_What the task requires_: An exact reproduction of all entries is required.
────
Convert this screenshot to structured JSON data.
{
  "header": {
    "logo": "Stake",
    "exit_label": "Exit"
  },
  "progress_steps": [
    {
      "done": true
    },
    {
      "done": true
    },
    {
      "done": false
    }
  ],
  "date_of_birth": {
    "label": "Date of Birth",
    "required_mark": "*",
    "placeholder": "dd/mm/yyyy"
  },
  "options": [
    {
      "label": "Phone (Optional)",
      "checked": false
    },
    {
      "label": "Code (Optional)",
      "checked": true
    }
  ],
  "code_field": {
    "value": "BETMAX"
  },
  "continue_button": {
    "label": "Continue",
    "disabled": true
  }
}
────
_Result below_:
Convert this screenshot to structured JSON data.
{
  "header": {
    "logo": "Stake",
    "exit_label": "Exit"
  },
  "progress_steps": [
    {
      "done": true
    },
    {
      "done": true
    },
    {
      "done": false
    }
  ],
  "date_of_birth": {
    "label": "Date of Birth",
    "required_mark": "*",
    "placeholder": "dd/mm/yyyy"
  },
  "options": [
    {
      "label": "Phone (Optional)",
      "checked": false
    },
    {
      "label": "Code (Optional)",
      "checked": true
    }
  ],
  "code_field": {
    "value": "BETMAX"
  },
  "continue_button": {
    "label": "Continue",
    "disabled": true
  }
}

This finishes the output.